All of the data, word for word and free of pictures, is the expected result.

(Items from an interface collection)
╭──
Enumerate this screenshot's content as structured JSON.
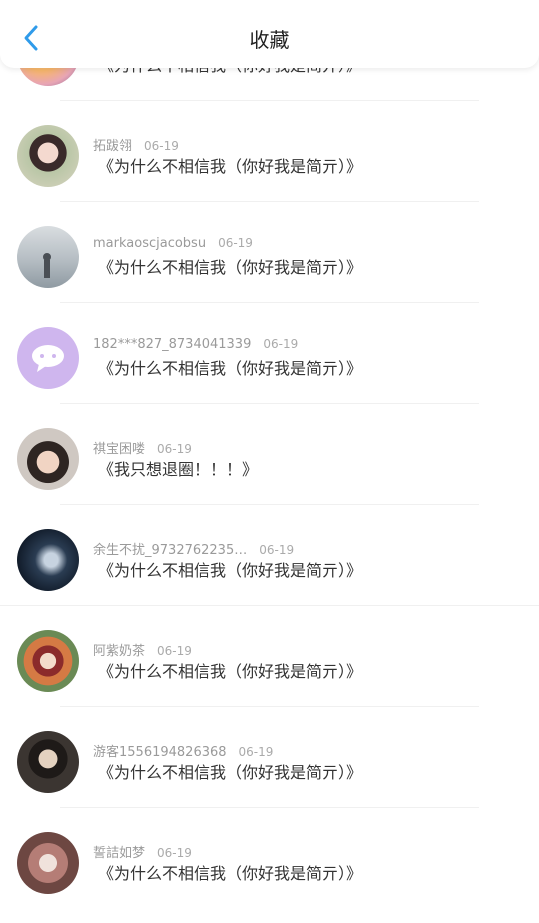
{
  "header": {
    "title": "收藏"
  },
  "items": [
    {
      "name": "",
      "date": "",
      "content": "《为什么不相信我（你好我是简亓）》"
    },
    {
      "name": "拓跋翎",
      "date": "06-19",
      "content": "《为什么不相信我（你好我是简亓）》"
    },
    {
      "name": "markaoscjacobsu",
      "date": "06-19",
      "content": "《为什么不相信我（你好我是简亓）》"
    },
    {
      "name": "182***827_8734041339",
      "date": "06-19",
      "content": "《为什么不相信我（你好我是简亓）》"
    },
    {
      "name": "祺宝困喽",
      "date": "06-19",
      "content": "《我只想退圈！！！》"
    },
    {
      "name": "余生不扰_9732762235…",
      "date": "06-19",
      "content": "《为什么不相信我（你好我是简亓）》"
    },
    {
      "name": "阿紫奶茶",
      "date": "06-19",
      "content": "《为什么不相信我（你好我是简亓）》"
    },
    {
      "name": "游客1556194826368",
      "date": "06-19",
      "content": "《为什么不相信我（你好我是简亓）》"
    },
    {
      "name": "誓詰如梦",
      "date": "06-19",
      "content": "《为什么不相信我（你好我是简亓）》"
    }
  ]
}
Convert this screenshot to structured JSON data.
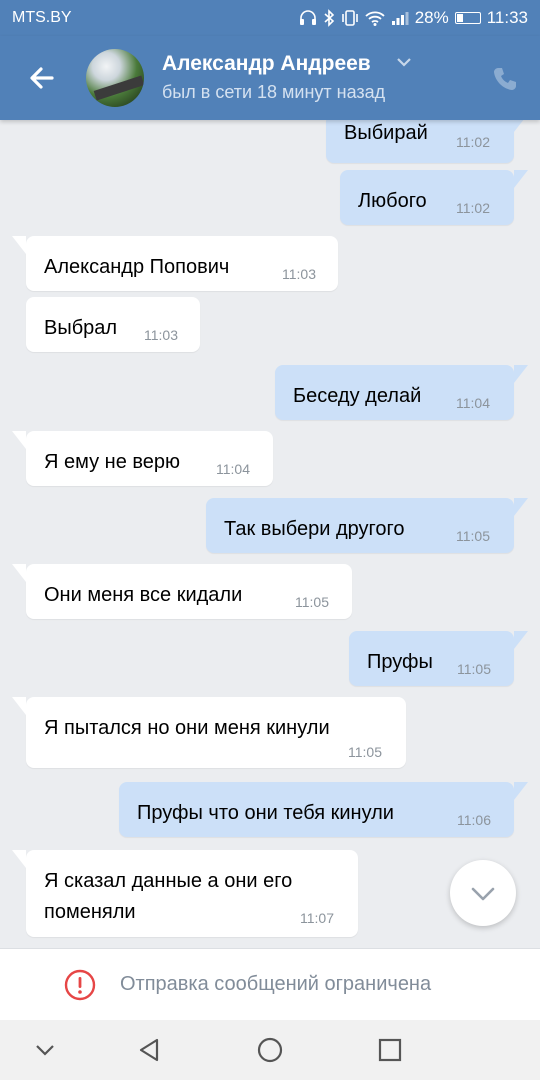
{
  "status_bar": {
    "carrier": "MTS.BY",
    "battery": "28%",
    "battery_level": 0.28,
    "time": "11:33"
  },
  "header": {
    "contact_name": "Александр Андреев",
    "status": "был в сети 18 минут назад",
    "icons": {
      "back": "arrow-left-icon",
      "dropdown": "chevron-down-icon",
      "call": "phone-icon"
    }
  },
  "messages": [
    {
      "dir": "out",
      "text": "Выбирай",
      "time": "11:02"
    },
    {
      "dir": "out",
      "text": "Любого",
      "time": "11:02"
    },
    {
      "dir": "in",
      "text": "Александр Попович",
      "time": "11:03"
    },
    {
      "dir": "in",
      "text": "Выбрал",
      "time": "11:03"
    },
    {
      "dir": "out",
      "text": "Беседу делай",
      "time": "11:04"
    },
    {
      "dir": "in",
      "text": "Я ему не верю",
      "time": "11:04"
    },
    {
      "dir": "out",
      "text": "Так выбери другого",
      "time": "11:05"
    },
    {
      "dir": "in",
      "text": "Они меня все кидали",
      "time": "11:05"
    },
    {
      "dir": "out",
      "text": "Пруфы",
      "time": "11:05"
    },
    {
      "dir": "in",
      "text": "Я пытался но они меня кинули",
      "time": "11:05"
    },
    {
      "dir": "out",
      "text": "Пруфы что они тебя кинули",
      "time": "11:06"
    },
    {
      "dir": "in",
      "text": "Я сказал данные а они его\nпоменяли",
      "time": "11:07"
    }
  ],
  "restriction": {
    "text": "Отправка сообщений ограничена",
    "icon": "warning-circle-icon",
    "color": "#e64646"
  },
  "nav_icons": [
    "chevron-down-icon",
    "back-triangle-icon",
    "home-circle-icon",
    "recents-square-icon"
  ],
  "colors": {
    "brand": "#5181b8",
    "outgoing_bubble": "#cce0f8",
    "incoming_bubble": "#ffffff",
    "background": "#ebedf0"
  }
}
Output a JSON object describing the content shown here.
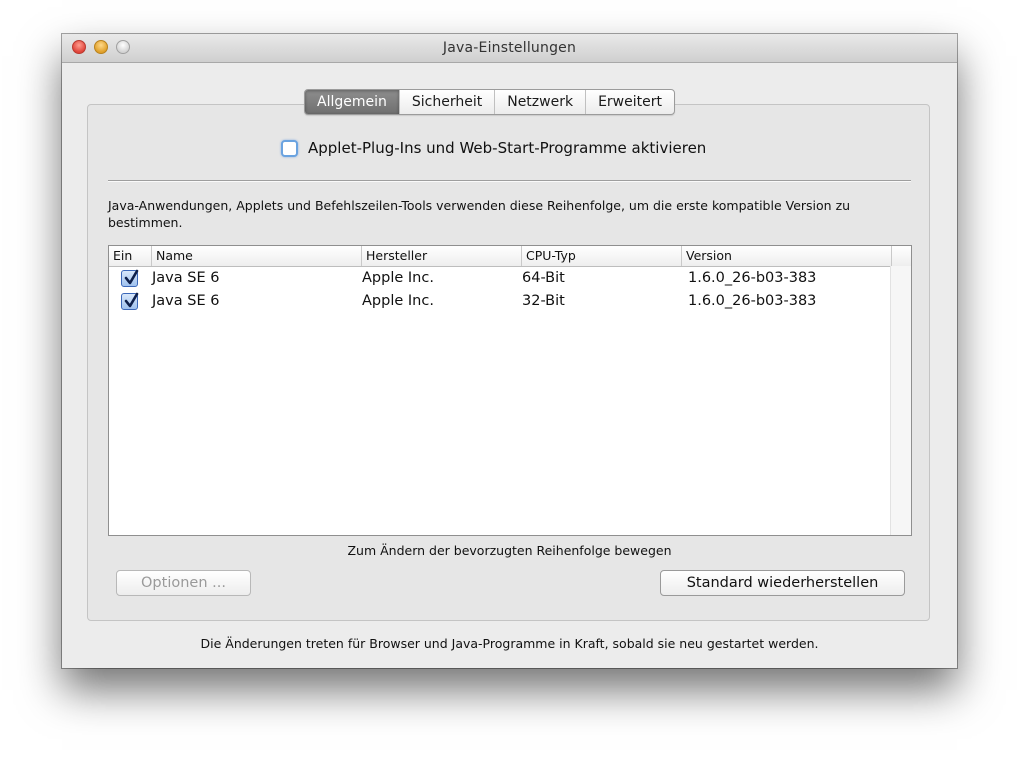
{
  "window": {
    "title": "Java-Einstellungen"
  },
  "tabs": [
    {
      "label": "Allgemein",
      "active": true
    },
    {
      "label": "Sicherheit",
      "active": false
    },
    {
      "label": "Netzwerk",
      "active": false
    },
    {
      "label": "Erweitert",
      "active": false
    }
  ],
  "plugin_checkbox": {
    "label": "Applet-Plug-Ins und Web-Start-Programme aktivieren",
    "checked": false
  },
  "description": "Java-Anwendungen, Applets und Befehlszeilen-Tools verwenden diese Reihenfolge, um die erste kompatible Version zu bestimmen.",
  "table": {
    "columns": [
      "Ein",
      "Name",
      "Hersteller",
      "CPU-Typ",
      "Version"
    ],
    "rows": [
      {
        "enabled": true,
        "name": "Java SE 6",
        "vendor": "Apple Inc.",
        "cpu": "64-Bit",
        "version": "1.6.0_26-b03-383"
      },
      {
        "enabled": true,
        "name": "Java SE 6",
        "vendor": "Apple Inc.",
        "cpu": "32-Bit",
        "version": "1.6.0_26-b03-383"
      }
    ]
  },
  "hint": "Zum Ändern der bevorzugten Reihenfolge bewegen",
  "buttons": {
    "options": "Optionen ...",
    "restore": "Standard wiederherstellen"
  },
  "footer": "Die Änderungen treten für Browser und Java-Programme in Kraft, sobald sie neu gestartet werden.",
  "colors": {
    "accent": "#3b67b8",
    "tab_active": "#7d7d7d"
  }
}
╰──
▸ Output for this task
Enumerate this screenshot's content as structured JSON.
{
  "header": {
    "title": "收藏"
  },
  "items": [
    {
      "name": "",
      "date": "",
      "content": "《为什么不相信我（你好我是简亓）》"
    },
    {
      "name": "拓跋翎",
      "date": "06-19",
      "content": "《为什么不相信我（你好我是简亓）》"
    },
    {
      "name": "markaoscjacobsu",
      "date": "06-19",
      "content": "《为什么不相信我（你好我是简亓）》"
    },
    {
      "name": "182***827_8734041339",
      "date": "06-19",
      "content": "《为什么不相信我（你好我是简亓）》"
    },
    {
      "name": "祺宝困喽",
      "date": "06-19",
      "content": "《我只想退圈！！！》"
    },
    {
      "name": "余生不扰_9732762235…",
      "date": "06-19",
      "content": "《为什么不相信我（你好我是简亓）》"
    },
    {
      "name": "阿紫奶茶",
      "date": "06-19",
      "content": "《为什么不相信我（你好我是简亓）》"
    },
    {
      "name": "游客1556194826368",
      "date": "06-19",
      "content": "《为什么不相信我（你好我是简亓）》"
    },
    {
      "name": "誓詰如梦",
      "date": "06-19",
      "content": "《为什么不相信我（你好我是简亓）》"
    }
  ]
}
Convert this screenshot to structured JSON data.
{
  "status_bar": {
    "carrier": "MTS.BY",
    "battery": "28%",
    "battery_level": 0.28,
    "time": "11:33"
  },
  "header": {
    "contact_name": "Александр Андреев",
    "status": "был в сети 18 минут назад",
    "icons": {
      "back": "arrow-left-icon",
      "dropdown": "chevron-down-icon",
      "call": "phone-icon"
    }
  },
  "messages": [
    {
      "dir": "out",
      "text": "Выбирай",
      "time": "11:02"
    },
    {
      "dir": "out",
      "text": "Любого",
      "time": "11:02"
    },
    {
      "dir": "in",
      "text": "Александр Попович",
      "time": "11:03"
    },
    {
      "dir": "in",
      "text": "Выбрал",
      "time": "11:03"
    },
    {
      "dir": "out",
      "text": "Беседу делай",
      "time": "11:04"
    },
    {
      "dir": "in",
      "text": "Я ему не верю",
      "time": "11:04"
    },
    {
      "dir": "out",
      "text": "Так выбери другого",
      "time": "11:05"
    },
    {
      "dir": "in",
      "text": "Они меня все кидали",
      "time": "11:05"
    },
    {
      "dir": "out",
      "text": "Пруфы",
      "time": "11:05"
    },
    {
      "dir": "in",
      "text": "Я пытался но они меня кинули",
      "time": "11:05"
    },
    {
      "dir": "out",
      "text": "Пруфы что они тебя кинули",
      "time": "11:06"
    },
    {
      "dir": "in",
      "text": "Я сказал данные а они его\nпоменяли",
      "time": "11:07"
    }
  ],
  "restriction": {
    "text": "Отправка сообщений ограничена",
    "icon": "warning-circle-icon",
    "color": "#e64646"
  },
  "nav_icons": [
    "chevron-down-icon",
    "back-triangle-icon",
    "home-circle-icon",
    "recents-square-icon"
  ],
  "colors": {
    "brand": "#5181b8",
    "outgoing_bubble": "#cce0f8",
    "incoming_bubble": "#ffffff",
    "background": "#ebedf0"
  }
}
Output a JSON object describing the content shown here.
{
  "window": {
    "title": "Java-Einstellungen"
  },
  "tabs": [
    {
      "label": "Allgemein",
      "active": true
    },
    {
      "label": "Sicherheit",
      "active": false
    },
    {
      "label": "Netzwerk",
      "active": false
    },
    {
      "label": "Erweitert",
      "active": false
    }
  ],
  "plugin_checkbox": {
    "label": "Applet-Plug-Ins und Web-Start-Programme aktivieren",
    "checked": false
  },
  "description": "Java-Anwendungen, Applets und Befehlszeilen-Tools verwenden diese Reihenfolge, um die erste kompatible Version zu bestimmen.",
  "table": {
    "columns": [
      "Ein",
      "Name",
      "Hersteller",
      "CPU-Typ",
      "Version"
    ],
    "rows": [
      {
        "enabled": true,
        "name": "Java SE 6",
        "vendor": "Apple Inc.",
        "cpu": "64-Bit",
        "version": "1.6.0_26-b03-383"
      },
      {
        "enabled": true,
        "name": "Java SE 6",
        "vendor": "Apple Inc.",
        "cpu": "32-Bit",
        "version": "1.6.0_26-b03-383"
      }
    ]
  },
  "hint": "Zum Ändern der bevorzugten Reihenfolge bewegen",
  "buttons": {
    "options": "Optionen ...",
    "restore": "Standard wiederherstellen"
  },
  "footer": "Die Änderungen treten für Browser und Java-Programme in Kraft, sobald sie neu gestartet werden.",
  "colors": {
    "accent": "#3b67b8",
    "tab_active": "#7d7d7d"
  }
}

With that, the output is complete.